### [Exercise requirements]
Could you restate every record below word for word?

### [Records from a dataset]
◆ ◆ ◆ ◆ ◆ ◆ ◆

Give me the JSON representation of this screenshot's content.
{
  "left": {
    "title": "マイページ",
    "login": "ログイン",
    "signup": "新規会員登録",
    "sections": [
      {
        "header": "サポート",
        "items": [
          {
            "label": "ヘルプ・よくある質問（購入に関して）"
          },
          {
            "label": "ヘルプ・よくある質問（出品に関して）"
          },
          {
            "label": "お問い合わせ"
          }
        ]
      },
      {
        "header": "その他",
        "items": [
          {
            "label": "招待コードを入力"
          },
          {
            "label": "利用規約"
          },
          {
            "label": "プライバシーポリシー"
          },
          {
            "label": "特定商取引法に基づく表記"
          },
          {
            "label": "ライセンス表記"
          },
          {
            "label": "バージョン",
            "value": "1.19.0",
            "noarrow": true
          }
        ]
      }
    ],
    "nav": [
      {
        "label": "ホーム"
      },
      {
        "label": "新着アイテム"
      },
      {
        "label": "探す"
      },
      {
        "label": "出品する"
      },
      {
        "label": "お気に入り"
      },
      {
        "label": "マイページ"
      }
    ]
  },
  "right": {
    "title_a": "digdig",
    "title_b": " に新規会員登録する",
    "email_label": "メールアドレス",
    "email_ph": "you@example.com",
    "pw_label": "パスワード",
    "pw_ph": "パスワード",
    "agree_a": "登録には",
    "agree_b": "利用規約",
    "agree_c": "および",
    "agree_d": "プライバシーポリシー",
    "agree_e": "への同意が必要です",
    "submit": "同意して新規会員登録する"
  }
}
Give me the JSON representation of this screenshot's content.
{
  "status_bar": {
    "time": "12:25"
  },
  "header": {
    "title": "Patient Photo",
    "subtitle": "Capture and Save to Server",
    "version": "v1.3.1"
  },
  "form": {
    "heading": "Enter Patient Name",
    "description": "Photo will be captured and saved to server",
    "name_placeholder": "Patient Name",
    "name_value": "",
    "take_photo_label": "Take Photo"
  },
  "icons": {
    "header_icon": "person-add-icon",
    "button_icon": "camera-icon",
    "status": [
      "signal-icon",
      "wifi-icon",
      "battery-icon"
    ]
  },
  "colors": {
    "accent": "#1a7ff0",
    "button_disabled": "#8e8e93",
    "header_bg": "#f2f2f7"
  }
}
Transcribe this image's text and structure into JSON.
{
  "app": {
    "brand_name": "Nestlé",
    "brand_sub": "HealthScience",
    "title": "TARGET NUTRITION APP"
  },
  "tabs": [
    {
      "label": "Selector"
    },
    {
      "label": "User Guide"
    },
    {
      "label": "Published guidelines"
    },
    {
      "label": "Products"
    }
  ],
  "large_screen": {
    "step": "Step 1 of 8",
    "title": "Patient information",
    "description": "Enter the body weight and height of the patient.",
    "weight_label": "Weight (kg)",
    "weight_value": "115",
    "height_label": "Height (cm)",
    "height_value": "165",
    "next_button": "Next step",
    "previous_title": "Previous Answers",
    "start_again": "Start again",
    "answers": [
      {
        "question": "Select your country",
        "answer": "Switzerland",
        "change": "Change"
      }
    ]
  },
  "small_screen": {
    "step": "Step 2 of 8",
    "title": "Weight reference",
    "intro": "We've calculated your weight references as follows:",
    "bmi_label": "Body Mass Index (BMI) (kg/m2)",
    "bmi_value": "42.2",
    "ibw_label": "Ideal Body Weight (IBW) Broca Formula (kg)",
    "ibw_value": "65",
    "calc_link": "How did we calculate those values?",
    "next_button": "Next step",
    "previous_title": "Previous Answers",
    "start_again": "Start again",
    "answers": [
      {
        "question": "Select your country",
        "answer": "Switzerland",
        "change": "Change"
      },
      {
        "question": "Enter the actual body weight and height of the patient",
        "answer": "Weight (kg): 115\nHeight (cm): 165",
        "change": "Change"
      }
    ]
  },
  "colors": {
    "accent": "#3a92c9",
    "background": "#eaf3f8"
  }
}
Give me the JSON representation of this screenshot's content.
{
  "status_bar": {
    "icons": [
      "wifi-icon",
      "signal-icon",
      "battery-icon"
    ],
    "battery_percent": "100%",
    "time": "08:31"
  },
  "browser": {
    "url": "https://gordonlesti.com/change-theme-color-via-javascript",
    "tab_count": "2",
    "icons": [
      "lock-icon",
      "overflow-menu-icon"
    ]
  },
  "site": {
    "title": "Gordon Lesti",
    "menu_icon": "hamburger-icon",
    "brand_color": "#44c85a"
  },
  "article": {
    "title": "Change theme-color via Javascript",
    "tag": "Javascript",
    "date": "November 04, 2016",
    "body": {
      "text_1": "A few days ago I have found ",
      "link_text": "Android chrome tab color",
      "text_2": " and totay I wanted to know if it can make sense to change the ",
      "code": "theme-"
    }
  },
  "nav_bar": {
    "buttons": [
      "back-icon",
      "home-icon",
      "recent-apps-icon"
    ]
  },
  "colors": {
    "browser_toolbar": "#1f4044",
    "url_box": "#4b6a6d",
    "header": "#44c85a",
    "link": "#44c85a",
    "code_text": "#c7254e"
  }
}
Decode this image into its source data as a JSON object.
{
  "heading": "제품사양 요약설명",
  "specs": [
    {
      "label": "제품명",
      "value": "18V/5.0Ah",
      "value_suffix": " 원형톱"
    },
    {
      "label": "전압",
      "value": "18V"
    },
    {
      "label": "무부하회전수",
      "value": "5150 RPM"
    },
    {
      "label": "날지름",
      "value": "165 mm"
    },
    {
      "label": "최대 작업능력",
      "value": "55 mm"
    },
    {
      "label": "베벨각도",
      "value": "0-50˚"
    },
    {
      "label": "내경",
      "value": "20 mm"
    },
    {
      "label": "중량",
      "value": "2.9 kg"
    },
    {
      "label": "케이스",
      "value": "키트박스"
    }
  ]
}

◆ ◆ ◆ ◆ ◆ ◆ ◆

### [Output of the task]
Give me the JSON representation of this screenshot's content.
{
  "left": {
    "title": "マイページ",
    "login": "ログイン",
    "signup": "新規会員登録",
    "sections": [
      {
        "header": "サポート",
        "items": [
          {
            "label": "ヘルプ・よくある質問（購入に関して）"
          },
          {
            "label": "ヘルプ・よくある質問（出品に関して）"
          },
          {
            "label": "お問い合わせ"
          }
        ]
      },
      {
        "header": "その他",
        "items": [
          {
            "label": "招待コードを入力"
          },
          {
            "label": "利用規約"
          },
          {
            "label": "プライバシーポリシー"
          },
          {
            "label": "特定商取引法に基づく表記"
          },
          {
            "label": "ライセンス表記"
          },
          {
            "label": "バージョン",
            "value": "1.19.0",
            "noarrow": true
          }
        ]
      }
    ],
    "nav": [
      {
        "label": "ホーム"
      },
      {
        "label": "新着アイテム"
      },
      {
        "label": "探す"
      },
      {
        "label": "出品する"
      },
      {
        "label": "お気に入り"
      },
      {
        "label": "マイページ"
      }
    ]
  },
  "right": {
    "title_a": "digdig",
    "title_b": " に新規会員登録する",
    "email_label": "メールアドレス",
    "email_ph": "you@example.com",
    "pw_label": "パスワード",
    "pw_ph": "パスワード",
    "agree_a": "登録には",
    "agree_b": "利用規約",
    "agree_c": "および",
    "agree_d": "プライバシーポリシー",
    "agree_e": "への同意が必要です",
    "submit": "同意して新規会員登録する"
  }
}
Give me the JSON representation of this screenshot's content.
{
  "status_bar": {
    "time": "12:25"
  },
  "header": {
    "title": "Patient Photo",
    "subtitle": "Capture and Save to Server",
    "version": "v1.3.1"
  },
  "form": {
    "heading": "Enter Patient Name",
    "description": "Photo will be captured and saved to server",
    "name_placeholder": "Patient Name",
    "name_value": "",
    "take_photo_label": "Take Photo"
  },
  "icons": {
    "header_icon": "person-add-icon",
    "button_icon": "camera-icon",
    "status": [
      "signal-icon",
      "wifi-icon",
      "battery-icon"
    ]
  },
  "colors": {
    "accent": "#1a7ff0",
    "button_disabled": "#8e8e93",
    "header_bg": "#f2f2f7"
  }
}
Transcribe this image's text and structure into JSON.
{
  "app": {
    "brand_name": "Nestlé",
    "brand_sub": "HealthScience",
    "title": "TARGET NUTRITION APP"
  },
  "tabs": [
    {
      "label": "Selector"
    },
    {
      "label": "User Guide"
    },
    {
      "label": "Published guidelines"
    },
    {
      "label": "Products"
    }
  ],
  "large_screen": {
    "step": "Step 1 of 8",
    "title": "Patient information",
    "description": "Enter the body weight and height of the patient.",
    "weight_label": "Weight (kg)",
    "weight_value": "115",
    "height_label": "Height (cm)",
    "height_value": "165",
    "next_button": "Next step",
    "previous_title": "Previous Answers",
    "start_again": "Start again",
    "answers": [
      {
        "question": "Select your country",
        "answer": "Switzerland",
        "change": "Change"
      }
    ]
  },
  "small_screen": {
    "step": "Step 2 of 8",
    "title": "Weight reference",
    "intro": "We've calculated your weight references as follows:",
    "bmi_label": "Body Mass Index (BMI) (kg/m2)",
    "bmi_value": "42.2",
    "ibw_label": "Ideal Body Weight (IBW) Broca Formula (kg)",
    "ibw_value": "65",
    "calc_link": "How did we calculate those values?",
    "next_button": "Next step",
    "previous_title": "Previous Answers",
    "start_again": "Start again",
    "answers": [
      {
        "question": "Select your country",
        "answer": "Switzerland",
        "change": "Change"
      },
      {
        "question": "Enter the actual body weight and height of the patient",
        "answer": "Weight (kg): 115\nHeight (cm): 165",
        "change": "Change"
      }
    ]
  },
  "colors": {
    "accent": "#3a92c9",
    "background": "#eaf3f8"
  }
}
Give me the JSON representation of this screenshot's content.
{
  "status_bar": {
    "icons": [
      "wifi-icon",
      "signal-icon",
      "battery-icon"
    ],
    "battery_percent": "100%",
    "time": "08:31"
  },
  "browser": {
    "url": "https://gordonlesti.com/change-theme-color-via-javascript",
    "tab_count": "2",
    "icons": [
      "lock-icon",
      "overflow-menu-icon"
    ]
  },
  "site": {
    "title": "Gordon Lesti",
    "menu_icon": "hamburger-icon",
    "brand_color": "#44c85a"
  },
  "article": {
    "title": "Change theme-color via Javascript",
    "tag": "Javascript",
    "date": "November 04, 2016",
    "body": {
      "text_1": "A few days ago I have found ",
      "link_text": "Android chrome tab color",
      "text_2": " and totay I wanted to know if it can make sense to change the ",
      "code": "theme-"
    }
  },
  "nav_bar": {
    "buttons": [
      "back-icon",
      "home-icon",
      "recent-apps-icon"
    ]
  },
  "colors": {
    "browser_toolbar": "#1f4044",
    "url_box": "#4b6a6d",
    "header": "#44c85a",
    "link": "#44c85a",
    "code_text": "#c7254e"
  }
}
Decode this image into its source data as a JSON object.
{
  "heading": "제품사양 요약설명",
  "specs": [
    {
      "label": "제품명",
      "value": "18V/5.0Ah",
      "value_suffix": " 원형톱"
    },
    {
      "label": "전압",
      "value": "18V"
    },
    {
      "label": "무부하회전수",
      "value": "5150 RPM"
    },
    {
      "label": "날지름",
      "value": "165 mm"
    },
    {
      "label": "최대 작업능력",
      "value": "55 mm"
    },
    {
      "label": "베벨각도",
      "value": "0-50˚"
    },
    {
      "label": "내경",
      "value": "20 mm"
    },
    {
      "label": "중량",
      "value": "2.9 kg"
    },
    {
      "label": "케이스",
      "value": "키트박스"
    }
  ]
}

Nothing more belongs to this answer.